What is required
Only the count should appear in your answer: how many lines of the data below contain the word "project"?

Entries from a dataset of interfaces
--- START ---
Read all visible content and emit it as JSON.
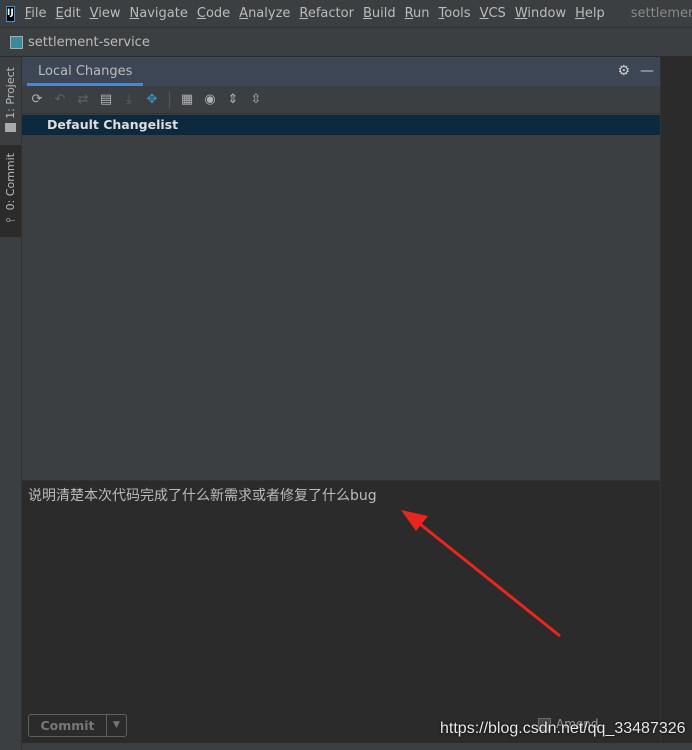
{
  "menubar": {
    "logo": "IJ",
    "items": [
      "File",
      "Edit",
      "View",
      "Navigate",
      "Code",
      "Analyze",
      "Refactor",
      "Build",
      "Run",
      "Tools",
      "VCS",
      "Window",
      "Help"
    ],
    "window_title": "settlement"
  },
  "navbar": {
    "project": "settlement-service"
  },
  "stripe": {
    "project": "1: Project",
    "commit": "0: Commit"
  },
  "panel": {
    "tab": "Local Changes",
    "changelist": "Default Changelist",
    "toolbar": [
      "refresh-icon",
      "rollback-icon",
      "diff-icon",
      "shelve-icon",
      "update-icon",
      "merge-icon",
      "group-by-icon",
      "view-options-icon",
      "expand-all-icon",
      "collapse-all-icon"
    ]
  },
  "commit": {
    "message": "说明清楚本次代码完成了什么新需求或者修复了什么bug",
    "button": "Commit",
    "amend": "Amend"
  },
  "annotation": {
    "arrow_color": "#e8261d"
  },
  "watermark": "https://blog.csdn.net/qq_33487326"
}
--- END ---
Answer for this exercise
2